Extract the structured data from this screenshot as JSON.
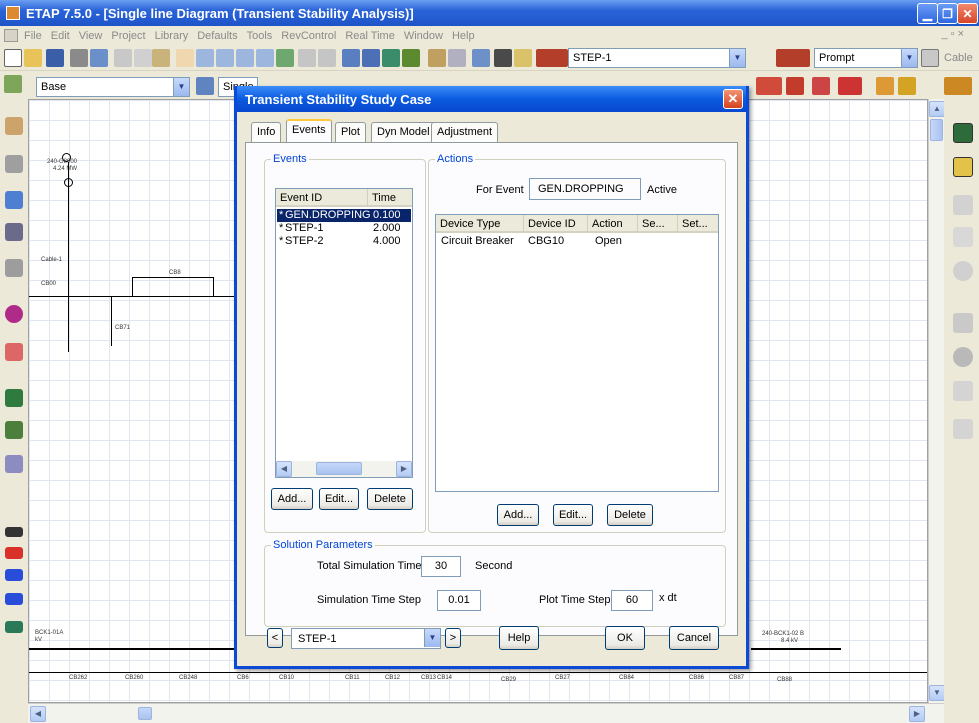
{
  "app": {
    "title": "ETAP 7.5.0 - [Single line Diagram (Transient Stability Analysis)]",
    "menu": [
      "File",
      "Edit",
      "View",
      "Project",
      "Library",
      "Defaults",
      "Tools",
      "RevControl",
      "Real Time",
      "Window",
      "Help"
    ]
  },
  "toolbar": {
    "config_combo": "STEP-1",
    "prompt_combo": "Prompt",
    "base_combo": "Base",
    "single_line_combo": "Single line",
    "cable_label": "Cable"
  },
  "diagram": {
    "labels": [
      "240-G8000",
      "4.24 MW",
      "Cable-1",
      "CB00",
      "CB8",
      "CB71",
      "BCK1-01A",
      "kV",
      "240-BCK1-02 B",
      "8.4 kV",
      "CB262",
      "CB260",
      "CB248",
      "CB6",
      "CB10",
      "CB11",
      "CB12",
      "CB13",
      "CB14",
      "CB29",
      "CB27",
      "CB84",
      "CB86",
      "CB87",
      "CB88"
    ]
  },
  "dialog": {
    "title": "Transient Stability Study Case",
    "tabs": [
      "Info",
      "Events",
      "Plot",
      "Dyn Model",
      "Adjustment"
    ],
    "active_tab": "Events",
    "events_group": "Events",
    "events_columns": [
      "Event ID",
      "Time"
    ],
    "events": [
      {
        "marker": "*",
        "id": "GEN.DROPPING",
        "time": "0.100",
        "selected": true
      },
      {
        "marker": "*",
        "id": "STEP-1",
        "time": "2.000",
        "selected": false
      },
      {
        "marker": "*",
        "id": "STEP-2",
        "time": "4.000",
        "selected": false
      }
    ],
    "events_buttons": {
      "add": "Add...",
      "edit": "Edit...",
      "delete": "Delete"
    },
    "actions_group": "Actions",
    "for_event_label": "For Event",
    "for_event_value": "GEN.DROPPING",
    "active_label": "Active",
    "actions_columns": [
      "Device Type",
      "Device ID",
      "Action",
      "Se...",
      "Set..."
    ],
    "actions": [
      {
        "device_type": "Circuit Breaker",
        "device_id": "CBG10",
        "action": "Open"
      }
    ],
    "actions_buttons": {
      "add": "Add...",
      "edit": "Edit...",
      "delete": "Delete"
    },
    "solution": {
      "group": "Solution Parameters",
      "total_time_label": "Total Simulation Time",
      "total_time_value": "30",
      "total_time_unit": "Second",
      "step_label": "Simulation Time Step",
      "step_value": "0.01",
      "plot_step_label": "Plot Time Step",
      "plot_step_value": "60",
      "plot_step_unit": "x dt"
    },
    "bottom": {
      "case_combo": "STEP-1",
      "help": "Help",
      "ok": "OK",
      "cancel": "Cancel"
    }
  }
}
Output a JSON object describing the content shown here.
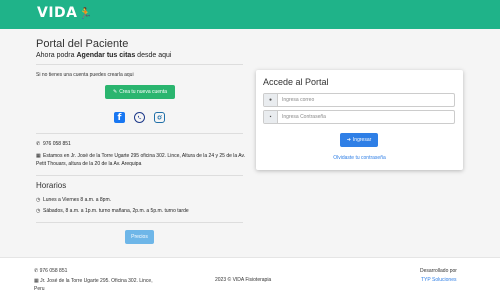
{
  "header": {
    "logo_text": "VIDA",
    "brand_color": "#1fb389",
    "logo_icon": "running-figure-icon"
  },
  "portal": {
    "title": "Portal del Paciente",
    "subtitle_prefix": "Ahora podra ",
    "subtitle_bold": "Agendar tus citas",
    "subtitle_suffix": " desde aqui"
  },
  "signup": {
    "prompt": "Si no tienes una cuenta puedes crearla aqui",
    "create_button": "Crea tu nueva cuenta",
    "create_icon": "pencil-icon"
  },
  "social": {
    "facebook_icon": "facebook-icon",
    "whatsapp_icon": "whatsapp-icon",
    "instagram_icon": "instagram-icon"
  },
  "contact": {
    "phone": "976 058 851",
    "address": "Estamos en Jr. José de la Torre Ugarte 295 oficina 302. Lince, Altura de la 24 y 25 de la Av. Petit Thouars, altura de la 20 de la Av. Arequipa"
  },
  "horarios": {
    "title": "Horarios",
    "line1": "Lunes a Viernes 8 a.m. a 8pm.",
    "line2": "Sábados, 8 a.m. a 1p.m. turno mañana, 2p.m. a 5p.m. turno tarde"
  },
  "precios_button": "Precios",
  "login": {
    "title": "Accede al Portal",
    "email_placeholder": "Ingresa correo",
    "password_placeholder": "Ingresa Contraseña",
    "submit_label": "Ingresar",
    "forgot_label": "Olvidaste tu contraseña",
    "accent": "#2f7fe6"
  },
  "footer": {
    "phone": "976 058 851",
    "address_line1": "Jr. José de la Torre Ugarte 295. Oficina 302. Lince,",
    "address_line2": "Peru",
    "copyright": "2023 © VIDA Fisioterapia",
    "developed_by": "Desarrollado por",
    "developer": "TYP Soluciones"
  }
}
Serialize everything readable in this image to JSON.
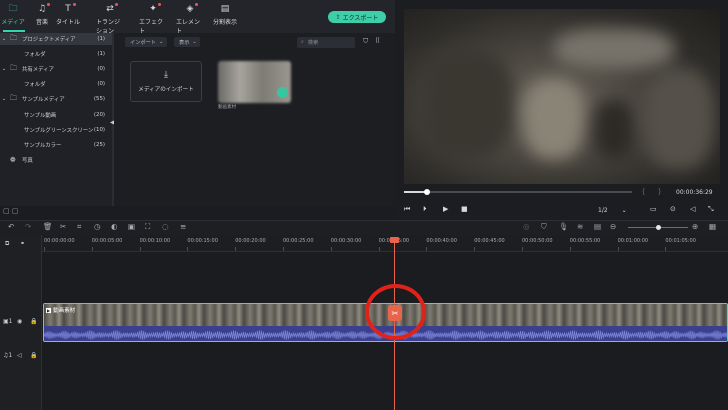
{
  "top_tabs": [
    {
      "label": "メディア",
      "icon": "folder-icon",
      "active": true
    },
    {
      "label": "音楽",
      "icon": "music-note-icon",
      "active": false
    },
    {
      "label": "タイトル",
      "icon": "text-icon",
      "active": false
    },
    {
      "label": "トランジション",
      "icon": "transition-icon",
      "active": false
    },
    {
      "label": "エフェクト",
      "icon": "sparkle-icon",
      "active": false
    },
    {
      "label": "エレメント",
      "icon": "element-icon",
      "active": false
    },
    {
      "label": "分割表示",
      "icon": "split-screen-icon",
      "active": false
    }
  ],
  "export_label": "エクスポート",
  "sidebar": {
    "items": [
      {
        "label": "プロジェクトメディア",
        "count": "(1)",
        "level": 0,
        "selected": true
      },
      {
        "label": "フォルダ",
        "count": "(1)",
        "level": 1,
        "selected": false
      },
      {
        "label": "共有メディア",
        "count": "(0)",
        "level": 0,
        "selected": false
      },
      {
        "label": "フォルダ",
        "count": "(0)",
        "level": 1,
        "selected": false
      },
      {
        "label": "サンプルメディア",
        "count": "(55)",
        "level": 0,
        "selected": false
      },
      {
        "label": "サンプル動画",
        "count": "(20)",
        "level": 1,
        "selected": false
      },
      {
        "label": "サンプルグリーンスクリーン",
        "count": "(10)",
        "level": 1,
        "selected": false
      },
      {
        "label": "サンプルカラー",
        "count": "(25)",
        "level": 1,
        "selected": false
      },
      {
        "label": "写真",
        "count": "",
        "level": 0,
        "selected": false
      }
    ]
  },
  "media": {
    "import_dropdown": "インポート",
    "sort_dropdown": "表示",
    "search_placeholder": "検索",
    "import_box_label": "メディアのインポート",
    "thumb_label": "動画素材"
  },
  "preview": {
    "timecode": "00:00:36:29",
    "ratio": "1/2",
    "progress": 0.1
  },
  "timeline": {
    "ruler": [
      "00:00:00:00",
      "00:00:05:00",
      "00:00:10:00",
      "00:00:15:00",
      "00:00:20:00",
      "00:00:25:00",
      "00:00:30:00",
      "00:00:35:00",
      "00:00:40:00",
      "00:00:45:00",
      "00:00:50:00",
      "00:00:55:00",
      "00:01:00:00",
      "00:01:05:00"
    ],
    "clip_label": "動画素材",
    "video_track": "1",
    "audio_track": "1"
  },
  "colors": {
    "accent": "#3ecfa9",
    "playhead": "#e8654d",
    "highlight_circle": "#e0231a"
  }
}
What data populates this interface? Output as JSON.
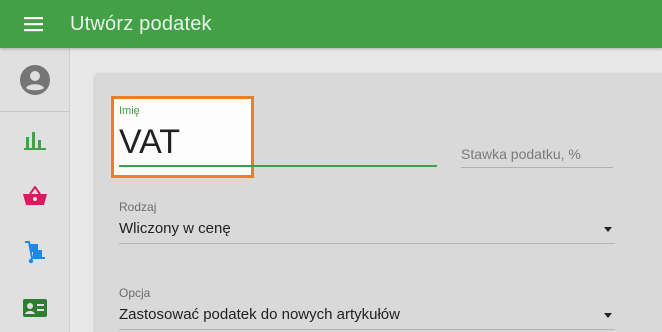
{
  "header": {
    "title": "Utwórz podatek",
    "menu_icon": "hamburger-menu-icon",
    "background_color": "#43a047"
  },
  "sidebar": {
    "avatar_icon": "account-circle-icon",
    "items": [
      {
        "icon": "bar-chart-icon",
        "color": "#43a047"
      },
      {
        "icon": "shopping-basket-icon",
        "color": "#d81b60"
      },
      {
        "icon": "hand-truck-icon",
        "color": "#1e88e5"
      },
      {
        "icon": "contact-card-icon",
        "color": "#2e7d32"
      }
    ]
  },
  "form": {
    "name": {
      "label": "Imię",
      "value": "VAT"
    },
    "rate": {
      "placeholder": "Stawka podatku, %"
    },
    "type": {
      "label": "Rodzaj",
      "value": "Wliczony w cenę"
    },
    "option": {
      "label": "Opcja",
      "value": "Zastosować podatek do nowych artykułów"
    }
  },
  "highlight_color": "#ef7d22"
}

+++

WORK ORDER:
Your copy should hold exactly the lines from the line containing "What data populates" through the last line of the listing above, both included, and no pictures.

OUTPUT OF THE TASK:
What data populates this interface? Output as JSON.
{
  "header": {
    "title": "Utwórz podatek",
    "menu_icon": "hamburger-menu-icon",
    "background_color": "#43a047"
  },
  "sidebar": {
    "avatar_icon": "account-circle-icon",
    "items": [
      {
        "icon": "bar-chart-icon",
        "color": "#43a047"
      },
      {
        "icon": "shopping-basket-icon",
        "color": "#d81b60"
      },
      {
        "icon": "hand-truck-icon",
        "color": "#1e88e5"
      },
      {
        "icon": "contact-card-icon",
        "color": "#2e7d32"
      }
    ]
  },
  "form": {
    "name": {
      "label": "Imię",
      "value": "VAT"
    },
    "rate": {
      "placeholder": "Stawka podatku, %"
    },
    "type": {
      "label": "Rodzaj",
      "value": "Wliczony w cenę"
    },
    "option": {
      "label": "Opcja",
      "value": "Zastosować podatek do nowych artykułów"
    }
  },
  "highlight_color": "#ef7d22"
}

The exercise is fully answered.